### Task item
Nothing in the entries may be altered; copy them in full.

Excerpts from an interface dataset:

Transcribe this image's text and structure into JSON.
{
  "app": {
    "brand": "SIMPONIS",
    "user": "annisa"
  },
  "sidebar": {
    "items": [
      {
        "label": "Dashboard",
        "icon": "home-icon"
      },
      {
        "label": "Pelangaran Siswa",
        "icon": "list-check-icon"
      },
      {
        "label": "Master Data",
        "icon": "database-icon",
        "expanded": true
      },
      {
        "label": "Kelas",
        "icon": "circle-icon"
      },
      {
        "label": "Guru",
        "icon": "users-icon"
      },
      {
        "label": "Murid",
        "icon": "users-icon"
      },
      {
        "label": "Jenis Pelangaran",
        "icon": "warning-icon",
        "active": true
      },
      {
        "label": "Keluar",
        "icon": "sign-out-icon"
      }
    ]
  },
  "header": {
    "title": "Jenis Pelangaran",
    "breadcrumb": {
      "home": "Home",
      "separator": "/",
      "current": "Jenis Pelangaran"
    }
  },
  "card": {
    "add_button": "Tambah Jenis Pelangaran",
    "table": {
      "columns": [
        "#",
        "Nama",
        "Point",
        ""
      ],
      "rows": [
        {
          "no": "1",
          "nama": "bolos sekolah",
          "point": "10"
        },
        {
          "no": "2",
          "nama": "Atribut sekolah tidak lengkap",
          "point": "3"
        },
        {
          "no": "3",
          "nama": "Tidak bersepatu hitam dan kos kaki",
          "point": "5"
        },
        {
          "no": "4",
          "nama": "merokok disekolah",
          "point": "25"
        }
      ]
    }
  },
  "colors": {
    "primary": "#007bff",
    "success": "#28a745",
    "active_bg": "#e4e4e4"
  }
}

### Result of this task
Transcribe this image's text and structure into JSON.
{
  "app": {
    "brand": "SIMPONIS",
    "user": "annisa"
  },
  "sidebar": {
    "items": [
      {
        "label": "Dashboard",
        "icon": "home-icon"
      },
      {
        "label": "Pelangaran Siswa",
        "icon": "list-check-icon"
      },
      {
        "label": "Master Data",
        "icon": "database-icon",
        "expanded": true
      },
      {
        "label": "Kelas",
        "icon": "circle-icon"
      },
      {
        "label": "Guru",
        "icon": "users-icon"
      },
      {
        "label": "Murid",
        "icon": "users-icon"
      },
      {
        "label": "Jenis Pelangaran",
        "icon": "warning-icon",
        "active": true
      },
      {
        "label": "Keluar",
        "icon": "sign-out-icon"
      }
    ]
  },
  "header": {
    "title": "Jenis Pelangaran",
    "breadcrumb": {
      "home": "Home",
      "separator": "/",
      "current": "Jenis Pelangaran"
    }
  },
  "card": {
    "add_button": "Tambah Jenis Pelangaran",
    "table": {
      "columns": [
        "#",
        "Nama",
        "Point",
        ""
      ],
      "rows": [
        {
          "no": "1",
          "nama": "bolos sekolah",
          "point": "10"
        },
        {
          "no": "2",
          "nama": "Atribut sekolah tidak lengkap",
          "point": "3"
        },
        {
          "no": "3",
          "nama": "Tidak bersepatu hitam dan kos kaki",
          "point": "5"
        },
        {
          "no": "4",
          "nama": "merokok disekolah",
          "point": "25"
        }
      ]
    }
  },
  "colors": {
    "primary": "#007bff",
    "success": "#28a745",
    "active_bg": "#e4e4e4"
  }
}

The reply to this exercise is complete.